Given data Start Marker

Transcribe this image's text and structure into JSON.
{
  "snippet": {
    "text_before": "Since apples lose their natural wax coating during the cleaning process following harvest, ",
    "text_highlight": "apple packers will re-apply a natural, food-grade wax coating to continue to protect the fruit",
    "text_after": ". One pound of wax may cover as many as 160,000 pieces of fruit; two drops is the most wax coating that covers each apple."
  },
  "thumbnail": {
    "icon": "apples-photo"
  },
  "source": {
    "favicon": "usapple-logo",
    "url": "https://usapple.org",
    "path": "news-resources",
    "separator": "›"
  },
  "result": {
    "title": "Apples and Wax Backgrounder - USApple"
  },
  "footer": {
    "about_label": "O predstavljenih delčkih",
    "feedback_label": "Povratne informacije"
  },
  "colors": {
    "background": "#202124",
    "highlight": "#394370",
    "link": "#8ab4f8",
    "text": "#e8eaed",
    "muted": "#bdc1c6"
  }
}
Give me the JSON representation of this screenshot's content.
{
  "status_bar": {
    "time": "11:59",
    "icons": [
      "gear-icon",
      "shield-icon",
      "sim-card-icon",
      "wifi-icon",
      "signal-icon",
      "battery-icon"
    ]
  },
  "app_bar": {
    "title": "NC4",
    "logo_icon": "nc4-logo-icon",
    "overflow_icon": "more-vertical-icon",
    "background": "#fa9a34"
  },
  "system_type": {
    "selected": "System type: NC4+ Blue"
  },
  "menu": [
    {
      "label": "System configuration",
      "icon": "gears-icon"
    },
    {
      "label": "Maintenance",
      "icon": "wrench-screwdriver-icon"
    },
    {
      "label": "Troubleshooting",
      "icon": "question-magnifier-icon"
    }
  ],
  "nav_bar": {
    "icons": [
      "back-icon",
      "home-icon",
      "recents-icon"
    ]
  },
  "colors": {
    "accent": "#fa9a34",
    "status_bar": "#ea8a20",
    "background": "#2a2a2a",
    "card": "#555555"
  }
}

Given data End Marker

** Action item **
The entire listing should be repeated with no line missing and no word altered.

** Task response **
Transcribe this image's text and structure into JSON.
{
  "snippet": {
    "text_before": "Since apples lose their natural wax coating during the cleaning process following harvest, ",
    "text_highlight": "apple packers will re-apply a natural, food-grade wax coating to continue to protect the fruit",
    "text_after": ". One pound of wax may cover as many as 160,000 pieces of fruit; two drops is the most wax coating that covers each apple."
  },
  "thumbnail": {
    "icon": "apples-photo"
  },
  "source": {
    "favicon": "usapple-logo",
    "url": "https://usapple.org",
    "path": "news-resources",
    "separator": "›"
  },
  "result": {
    "title": "Apples and Wax Backgrounder - USApple"
  },
  "footer": {
    "about_label": "O predstavljenih delčkih",
    "feedback_label": "Povratne informacije"
  },
  "colors": {
    "background": "#202124",
    "highlight": "#394370",
    "link": "#8ab4f8",
    "text": "#e8eaed",
    "muted": "#bdc1c6"
  }
}
Give me the JSON representation of this screenshot's content.
{
  "status_bar": {
    "time": "11:59",
    "icons": [
      "gear-icon",
      "shield-icon",
      "sim-card-icon",
      "wifi-icon",
      "signal-icon",
      "battery-icon"
    ]
  },
  "app_bar": {
    "title": "NC4",
    "logo_icon": "nc4-logo-icon",
    "overflow_icon": "more-vertical-icon",
    "background": "#fa9a34"
  },
  "system_type": {
    "selected": "System type: NC4+ Blue"
  },
  "menu": [
    {
      "label": "System configuration",
      "icon": "gears-icon"
    },
    {
      "label": "Maintenance",
      "icon": "wrench-screwdriver-icon"
    },
    {
      "label": "Troubleshooting",
      "icon": "question-magnifier-icon"
    }
  ],
  "nav_bar": {
    "icons": [
      "back-icon",
      "home-icon",
      "recents-icon"
    ]
  },
  "colors": {
    "accent": "#fa9a34",
    "status_bar": "#ea8a20",
    "background": "#2a2a2a",
    "card": "#555555"
  }
}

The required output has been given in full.